When looking at the reasons customers chose to visit tasting rooms, respondents assigned the highest rankings to “wine-related” activities available at a winery such as wine tasting, learning about and purchasing wine, as one would expect.

And, “wine tasting” was by far the most dominant activity pursued at wineries. However, these wine-related activities were less often reported to be the primary purpose of visits to wineries. In fact, experience-related activities, such as socializing, relaxing and engaging in a unique experience, were cited more than twice as often (60 percent vs. 30 percent) as were wine-related activities as the primary purpose of the visit (see table).

Clearly, simply offering visitors quality wines is only part (and arguably a smaller part) of meeting tasting room visitors’ expectations.
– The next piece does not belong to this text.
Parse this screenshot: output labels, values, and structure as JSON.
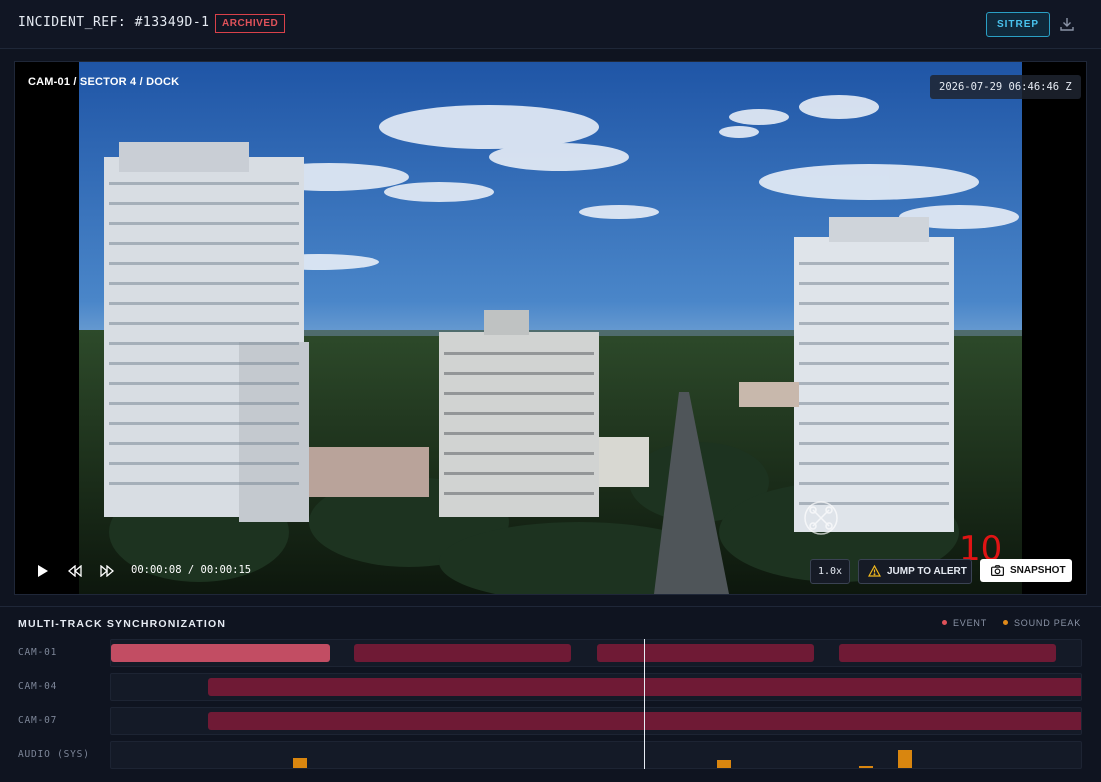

This finding leads to the conclusion that the most successful tasting room operations will include offering “quality wines” (wide ranging tastes result in similar wide ranging perceptions of what constitutes quality) and a wide range of experience enhancements (friendly staff, fast and professional service, attractive facility, etc.).

Table 1. Reported Primary Purposes of Visit to the Winery

Visit Purpose

% of Respondents

Purchase wine


Meet the winemaker


Learn about wine


Subtotal of wine-related activities


Socialize with friends


Have a relaxing day


Have a unique experience


Subtotal of experience-related activities


Misc. Other




In conclusion, in another subproject in New York under the Northern Grapes Project umbrella, Miguel Gomez and Erin Kelly of Cornell University reported there is a positive relationship between the level of visitors’ satisfaction with their tasting room experience and the quantity of wine purchased on their visits. The results from our Michigan study imply visitor satisfaction is linked to attributes beyond those that are wine-related and suggests that screening visitors to assess their level of tasting room experience would help to better target presentations by the tasting room staff. A tailored presentation would hold customers’ attention, enhance their overall experience and encourage them to purchase more wine.

Photo credit: Joy Landis, MSU